WHAT THE TASK REQUIRES: Output all entries exactly as they appear and skip the pictures.

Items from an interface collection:
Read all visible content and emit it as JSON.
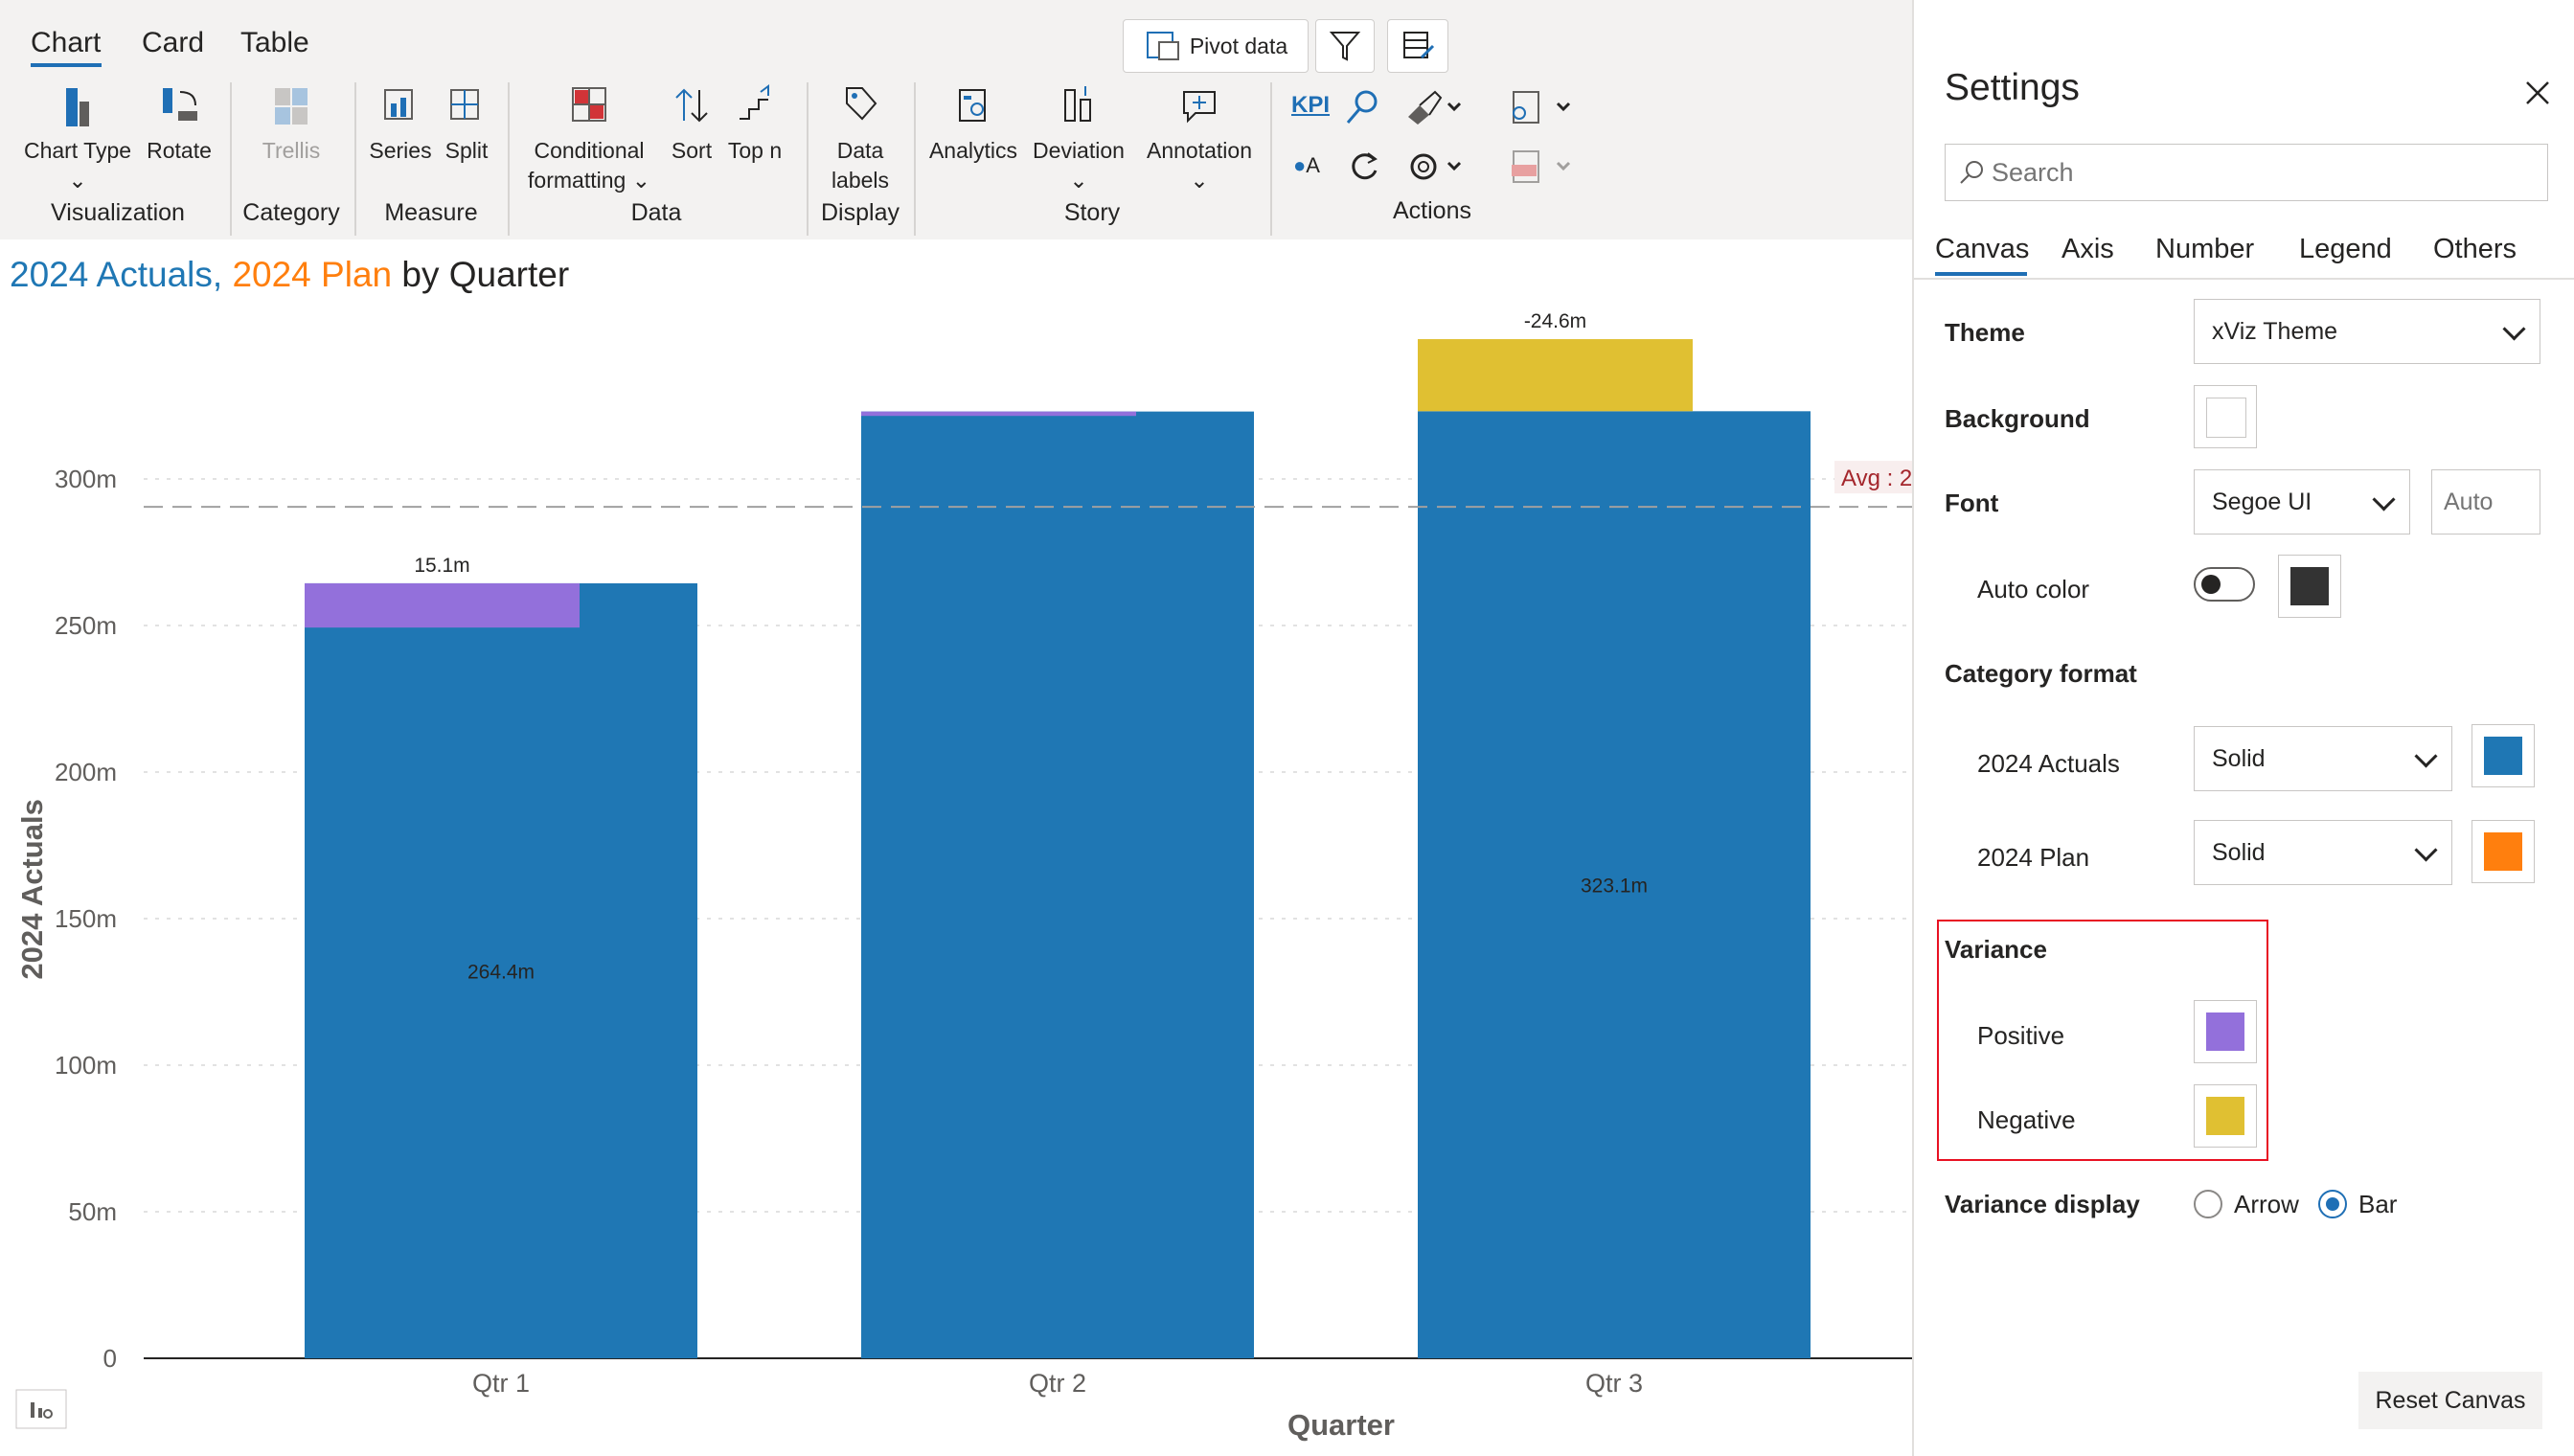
{
  "tabs": [
    {
      "label": "Chart",
      "active": true
    },
    {
      "label": "Card",
      "active": false
    },
    {
      "label": "Table",
      "active": false
    }
  ],
  "top_buttons": {
    "pivot_label": "Pivot data",
    "filter_icon": "filter-settings-icon",
    "table_icon": "table-edit-icon"
  },
  "ribbon": {
    "buttons": [
      {
        "id": "chart-type",
        "label": "Chart Type",
        "icon": "bar-chart-icon"
      },
      {
        "id": "rotate",
        "label": "Rotate",
        "icon": "rotate-icon"
      },
      {
        "id": "trellis",
        "label": "Trellis",
        "icon": "trellis-icon"
      },
      {
        "id": "series",
        "label": "Series",
        "icon": "series-icon"
      },
      {
        "id": "split",
        "label": "Split",
        "icon": "split-icon"
      },
      {
        "id": "conditional-formatting",
        "label1": "Conditional",
        "label2": "formatting",
        "icon": "conditional-formatting-icon"
      },
      {
        "id": "sort",
        "label": "Sort",
        "icon": "sort-icon"
      },
      {
        "id": "top-n",
        "label": "Top n",
        "icon": "top-n-icon"
      },
      {
        "id": "data-labels",
        "label1": "Data",
        "label2": "labels",
        "icon": "tag-icon"
      },
      {
        "id": "analytics",
        "label": "Analytics",
        "icon": "analytics-icon"
      },
      {
        "id": "deviation",
        "label": "Deviation",
        "icon": "deviation-icon"
      },
      {
        "id": "annotation",
        "label": "Annotation",
        "icon": "annotation-icon"
      }
    ],
    "groups": [
      "Visualization",
      "Category",
      "Measure",
      "Data",
      "Display",
      "Story",
      "Actions"
    ],
    "kpi_label": "KPI",
    "a_label": "A"
  },
  "chart_title": {
    "part1": "2024 Actuals,",
    "part2": "2024 Plan",
    "part3": "by Quarter"
  },
  "colors": {
    "actuals": "#1f77b4",
    "plan": "#ff7f0e",
    "positive": "#9370db",
    "negative": "#e0c032",
    "accent": "#1f6fb5",
    "avg_line": "#a0a0a0"
  },
  "chart_data": {
    "type": "bar",
    "categories": [
      "Qtr 1",
      "Qtr 2",
      "Qtr 3"
    ],
    "series": [
      {
        "name": "2024 Actuals",
        "values": [
          264.4,
          323.0,
          323.1
        ]
      },
      {
        "name": "2024 Plan",
        "values": [
          249.3,
          321.5,
          347.7
        ]
      }
    ],
    "variance": [
      15.1,
      1.5,
      -24.6
    ],
    "data_labels": [
      "264.4m",
      "",
      "323.1m"
    ],
    "variance_labels": [
      "15.1m",
      "",
      "-24.6m"
    ],
    "xlabel": "Quarter",
    "ylabel": "2024 Actuals",
    "ylim": [
      0,
      330
    ],
    "yticks": [
      0,
      50,
      100,
      150,
      200,
      250,
      300
    ],
    "ytick_labels": [
      "0",
      "50m",
      "100m",
      "150m",
      "200m",
      "250m",
      "300m"
    ],
    "avg_value": 290.5,
    "avg_label": "Avg : 2",
    "grid": true
  },
  "settings": {
    "title": "Settings",
    "search_placeholder": "Search",
    "tabs": [
      "Canvas",
      "Axis",
      "Number",
      "Legend",
      "Others"
    ],
    "active_tab": "Canvas",
    "theme_label": "Theme",
    "theme_value": "xViz Theme",
    "background_label": "Background",
    "font_label": "Font",
    "font_value": "Segoe UI",
    "font_size_placeholder": "Auto",
    "auto_color_label": "Auto color",
    "category_format_label": "Category format",
    "actuals_label": "2024 Actuals",
    "actuals_style": "Solid",
    "plan_label": "2024 Plan",
    "plan_style": "Solid",
    "variance_label": "Variance",
    "positive_label": "Positive",
    "negative_label": "Negative",
    "variance_display_label": "Variance display",
    "arrow_label": "Arrow",
    "bar_label": "Bar",
    "variance_display_value": "Bar",
    "reset_label": "Reset Canvas"
  }
}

WRITTEN ANSWER:
Read all visible content and emit it as JSON.
{
  "tabs": [
    {
      "label": "Chart",
      "active": true
    },
    {
      "label": "Card",
      "active": false
    },
    {
      "label": "Table",
      "active": false
    }
  ],
  "top_buttons": {
    "pivot_label": "Pivot data",
    "filter_icon": "filter-settings-icon",
    "table_icon": "table-edit-icon"
  },
  "ribbon": {
    "buttons": [
      {
        "id": "chart-type",
        "label": "Chart Type",
        "icon": "bar-chart-icon"
      },
      {
        "id": "rotate",
        "label": "Rotate",
        "icon": "rotate-icon"
      },
      {
        "id": "trellis",
        "label": "Trellis",
        "icon": "trellis-icon"
      },
      {
        "id": "series",
        "label": "Series",
        "icon": "series-icon"
      },
      {
        "id": "split",
        "label": "Split",
        "icon": "split-icon"
      },
      {
        "id": "conditional-formatting",
        "label1": "Conditional",
        "label2": "formatting",
        "icon": "conditional-formatting-icon"
      },
      {
        "id": "sort",
        "label": "Sort",
        "icon": "sort-icon"
      },
      {
        "id": "top-n",
        "label": "Top n",
        "icon": "top-n-icon"
      },
      {
        "id": "data-labels",
        "label1": "Data",
        "label2": "labels",
        "icon": "tag-icon"
      },
      {
        "id": "analytics",
        "label": "Analytics",
        "icon": "analytics-icon"
      },
      {
        "id": "deviation",
        "label": "Deviation",
        "icon": "deviation-icon"
      },
      {
        "id": "annotation",
        "label": "Annotation",
        "icon": "annotation-icon"
      }
    ],
    "groups": [
      "Visualization",
      "Category",
      "Measure",
      "Data",
      "Display",
      "Story",
      "Actions"
    ],
    "kpi_label": "KPI",
    "a_label": "A"
  },
  "chart_title": {
    "part1": "2024 Actuals,",
    "part2": "2024 Plan",
    "part3": "by Quarter"
  },
  "colors": {
    "actuals": "#1f77b4",
    "plan": "#ff7f0e",
    "positive": "#9370db",
    "negative": "#e0c032",
    "accent": "#1f6fb5",
    "avg_line": "#a0a0a0"
  },
  "chart_data": {
    "type": "bar",
    "categories": [
      "Qtr 1",
      "Qtr 2",
      "Qtr 3"
    ],
    "series": [
      {
        "name": "2024 Actuals",
        "values": [
          264.4,
          323.0,
          323.1
        ]
      },
      {
        "name": "2024 Plan",
        "values": [
          249.3,
          321.5,
          347.7
        ]
      }
    ],
    "variance": [
      15.1,
      1.5,
      -24.6
    ],
    "data_labels": [
      "264.4m",
      "",
      "323.1m"
    ],
    "variance_labels": [
      "15.1m",
      "",
      "-24.6m"
    ],
    "xlabel": "Quarter",
    "ylabel": "2024 Actuals",
    "ylim": [
      0,
      330
    ],
    "yticks": [
      0,
      50,
      100,
      150,
      200,
      250,
      300
    ],
    "ytick_labels": [
      "0",
      "50m",
      "100m",
      "150m",
      "200m",
      "250m",
      "300m"
    ],
    "avg_value": 290.5,
    "avg_label": "Avg : 2",
    "grid": true
  },
  "settings": {
    "title": "Settings",
    "search_placeholder": "Search",
    "tabs": [
      "Canvas",
      "Axis",
      "Number",
      "Legend",
      "Others"
    ],
    "active_tab": "Canvas",
    "theme_label": "Theme",
    "theme_value": "xViz Theme",
    "background_label": "Background",
    "font_label": "Font",
    "font_value": "Segoe UI",
    "font_size_placeholder": "Auto",
    "auto_color_label": "Auto color",
    "category_format_label": "Category format",
    "actuals_label": "2024 Actuals",
    "actuals_style": "Solid",
    "plan_label": "2024 Plan",
    "plan_style": "Solid",
    "variance_label": "Variance",
    "positive_label": "Positive",
    "negative_label": "Negative",
    "variance_display_label": "Variance display",
    "arrow_label": "Arrow",
    "bar_label": "Bar",
    "variance_display_value": "Bar",
    "reset_label": "Reset Canvas"
  }
}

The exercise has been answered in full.